I can only hope that my Carston grows up to be like Conner and Cayden. They are true phenoms and brothers and I applaud their parents for raising two such phenomenal young men.

Pint-Sized Phenoms: The Non-Olympic Edition (Music, Art, and Business)

In the past week the Olympics have brought us pint-sized phenoms like Gabby Douglas (and her hair), Missy Franklin, and Katie Ledecky.  But even in the midst of the Olympic Games it's important to remember that pint-sized achievers come in a variety of forms. Sure, a lot of them are athletes.  Some excel in Olympic sports that receive less attention than the events dominating primetime (tape-delayed) broadcasts.  For instance, I found this piece on five- and six-year-olds competing in triathlons in the Boston area quite interesting. Others excel in sports not currently included in the Olympic games, like golf.  Based on yesterday's New York Times article about 10-year-old golfer Latanna Stone (the youngest woman to ever play in the United States Women's Amateur golf tournaments) I'm sure her family would be pushing for her to compete in the Olympics at some point.

Athletes are great, and definitely deserve recognition, but we should also remember kids who love music, art, and even business.

I was moved by this recent story of a 7-year0ld drum "prodigy," Jaxon Smith, who amazingly was only one pound when he was born:

I'm not sure Juilliard would let him in, but it is clear that Juilliard is interested in developing more international young musical talent.  I found it fascinating that they will be opening a new campus in China.

If there are big bucks to be made as a prodigy on the musical scene, the young art market is even more promising.  Check out the kind of money child artists have been raking in recently; 5-year-old Aelita Andre creates paintings with price tags around $12,000 and nine-year-old Kieron Williams 24 paintings for $386,000.

That's impressive until you consider 12-year-old Willa Doss.  Four years ago, with the help of her mother, Doss started her own cosmetics line focused on sophisticated, tween skincare.

Now described as a mogul I'm sure Willa (and her mom) are raking in more than her pint-sized artist counterparts.

I don't think 12-year-old Ophelia Horton is making as much money as 12-year-old Doss, but she is establishing herself as the next big preteen fashion blogger.  That mantle has been worn very successfully by Tavi Gevinson (recently profiled in the Times and wonderfully profiled a few years ago in The New Yorkerwhere I first read about her) who has now started an online fashion magazine.

I wonder if Horton and Gevinson will blog about Doss, or if they use her products?
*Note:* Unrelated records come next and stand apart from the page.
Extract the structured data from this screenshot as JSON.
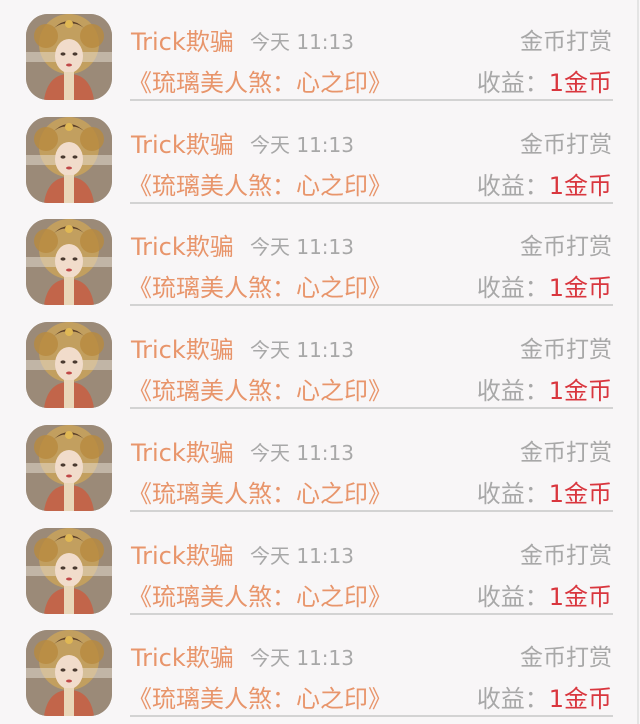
{
  "records": [
    {
      "name": "Trick欺骗",
      "time": "今天 11:13",
      "type": "金币打赏",
      "title": "《琉璃美人煞：心之印》",
      "earning_label": "收益：",
      "earning_value": "1金币"
    },
    {
      "name": "Trick欺骗",
      "time": "今天 11:13",
      "type": "金币打赏",
      "title": "《琉璃美人煞：心之印》",
      "earning_label": "收益：",
      "earning_value": "1金币"
    },
    {
      "name": "Trick欺骗",
      "time": "今天 11:13",
      "type": "金币打赏",
      "title": "《琉璃美人煞：心之印》",
      "earning_label": "收益：",
      "earning_value": "1金币"
    },
    {
      "name": "Trick欺骗",
      "time": "今天 11:13",
      "type": "金币打赏",
      "title": "《琉璃美人煞：心之印》",
      "earning_label": "收益：",
      "earning_value": "1金币"
    },
    {
      "name": "Trick欺骗",
      "time": "今天 11:13",
      "type": "金币打赏",
      "title": "《琉璃美人煞：心之印》",
      "earning_label": "收益：",
      "earning_value": "1金币"
    },
    {
      "name": "Trick欺骗",
      "time": "今天 11:13",
      "type": "金币打赏",
      "title": "《琉璃美人煞：心之印》",
      "earning_label": "收益：",
      "earning_value": "1金币"
    },
    {
      "name": "Trick欺骗",
      "time": "今天 11:13",
      "type": "金币打赏",
      "title": "《琉璃美人煞：心之印》",
      "earning_label": "收益：",
      "earning_value": "1金币"
    }
  ],
  "colors": {
    "accent": "#e8956b",
    "muted": "#a8a8a8",
    "earning": "#d9363e",
    "background": "#f8f6f7"
  }
}
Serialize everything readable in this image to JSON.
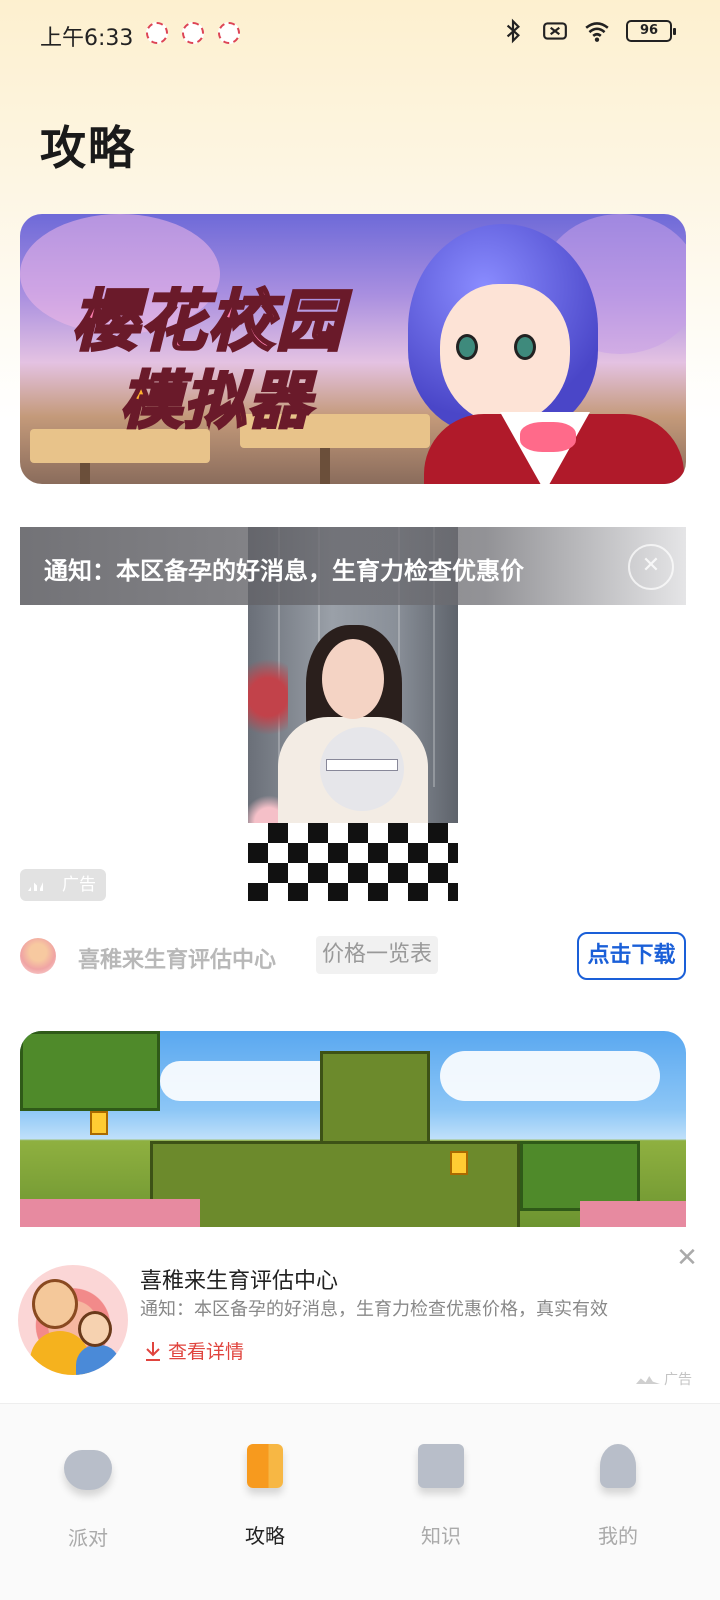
{
  "status_bar": {
    "time": "上午6:33",
    "battery": "96"
  },
  "page": {
    "title": "攻略"
  },
  "banner": {
    "title_line1": "樱花校园",
    "title_line2": "模拟器"
  },
  "ad_card": {
    "notice": "通知：本区备孕的好消息，生育力检查优惠价",
    "close_symbol": "✕",
    "ad_tag": "广告",
    "advertiser": "喜稚来生育评估中心",
    "price_tag": "价格一览表",
    "download_button": "点击下载"
  },
  "float_ad": {
    "title": "喜稚来生育评估中心",
    "description": "通知：本区备孕的好消息，生育力检查优惠价格，真实有效",
    "detail_link": "查看详情",
    "close_symbol": "✕",
    "ad_tag": "广告"
  },
  "bottom_nav": {
    "items": [
      {
        "label": "派对",
        "icon": "party-icon",
        "active": false
      },
      {
        "label": "攻略",
        "icon": "guide-icon",
        "active": true
      },
      {
        "label": "知识",
        "icon": "knowledge-icon",
        "active": false
      },
      {
        "label": "我的",
        "icon": "profile-icon",
        "active": false
      }
    ]
  },
  "colors": {
    "accent_blue": "#1a5fd8",
    "accent_red": "#e0443e",
    "active_nav_icon": "#f79a1e",
    "header_gradient_top": "#fdf0cf"
  }
}
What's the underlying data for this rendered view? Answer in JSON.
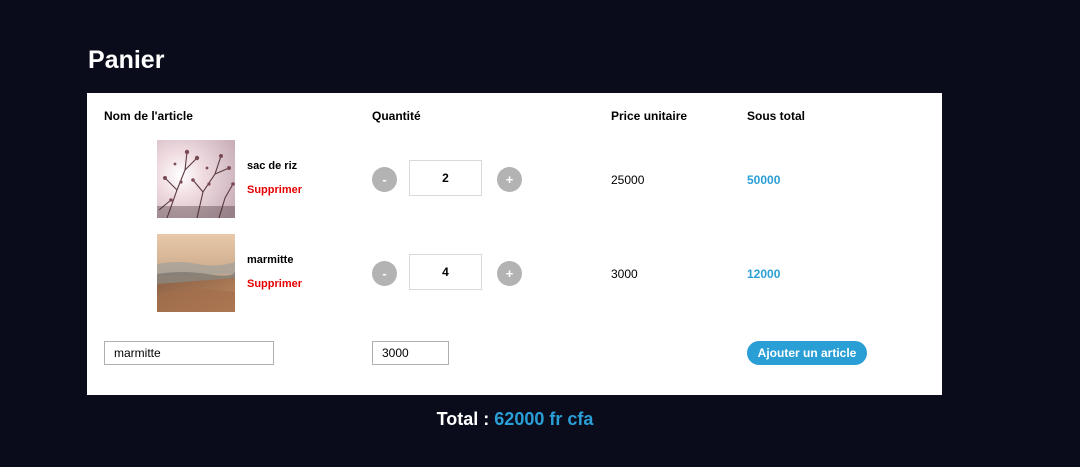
{
  "page": {
    "title": "Panier"
  },
  "table": {
    "headers": {
      "item": "Nom de l'article",
      "quantity": "Quantité",
      "unit_price": "Price unitaire",
      "subtotal": "Sous total"
    }
  },
  "items": [
    {
      "name": "sac de riz",
      "remove_label": "Supprimer",
      "quantity": "2",
      "unit_price": "25000",
      "subtotal": "50000",
      "decrement_label": "-",
      "increment_label": "+",
      "image": "blossom-branch-photo"
    },
    {
      "name": "marmitte",
      "remove_label": "Supprimer",
      "quantity": "4",
      "unit_price": "3000",
      "subtotal": "12000",
      "decrement_label": "-",
      "increment_label": "+",
      "image": "landscape-photo"
    }
  ],
  "add_form": {
    "name_value": "marmitte",
    "price_value": "3000",
    "add_label": "Ajouter un article"
  },
  "total": {
    "label": "Total :",
    "value": "62000 fr cfa"
  },
  "colors": {
    "background": "#0a0c1c",
    "accent": "#2a9fd6",
    "danger": "#e60000",
    "qty_button": "#b3b3b3"
  }
}
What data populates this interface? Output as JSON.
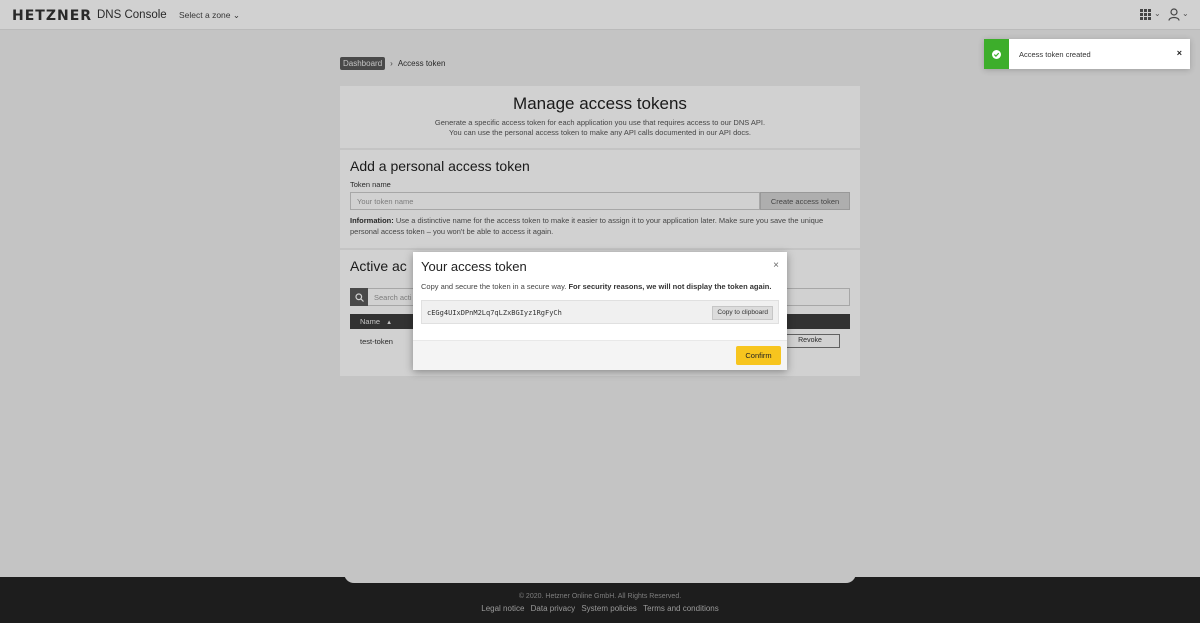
{
  "header": {
    "logo": "HETZNER",
    "app_name": "DNS Console",
    "zone_select": "Select a zone"
  },
  "breadcrumb": {
    "items": [
      "Dashboard",
      "Access token"
    ],
    "separator": "›"
  },
  "manage": {
    "title": "Manage access tokens",
    "description": "Generate a specific access token for each application you use that requires access to our DNS API. You can use the personal access token to make any API calls documented in our API docs."
  },
  "add_token": {
    "title": "Add a personal access token",
    "field_label": "Token name",
    "placeholder": "Your token name",
    "create_button": "Create access token",
    "info_label": "Information:",
    "info_text": "Use a distinctive name for the access token to make it easier to assign it to your application later. Make sure you save the unique personal access token – you won't be able to access it again."
  },
  "active_tokens": {
    "title": "Active ac",
    "search_placeholder": "Search acti",
    "columns": [
      "Name"
    ],
    "sort_icon": "▲",
    "rows": [
      {
        "name": "test-token",
        "action": "Revoke"
      }
    ]
  },
  "modal": {
    "title": "Your access token",
    "close": "×",
    "desc_plain": "Copy and secure the token in a secure way.",
    "desc_bold": "For security reasons, we will not display the token again.",
    "token": "cEGg4UIxDPnM2Lq7qLZxBGIyz1RgFyCh",
    "copy_button": "Copy to clipboard",
    "confirm_button": "Confirm"
  },
  "toast": {
    "message": "Access token created",
    "close": "×"
  },
  "footer": {
    "copyright": "© 2020. Hetzner Online GmbH. All Rights Reserved.",
    "links": [
      "Legal notice",
      "Data privacy",
      "System policies",
      "Terms and conditions"
    ]
  },
  "colors": {
    "accent_yellow": "#f7c51e",
    "success_green": "#3dae2b",
    "footer_bg": "#242424"
  }
}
Or if they plan to but any pint-sized phenom artwork? At the very least I hope the British Horton has taken a blogging break to enjoy the London Olympics, whether she roots for other pint-sized phenom athletes or not.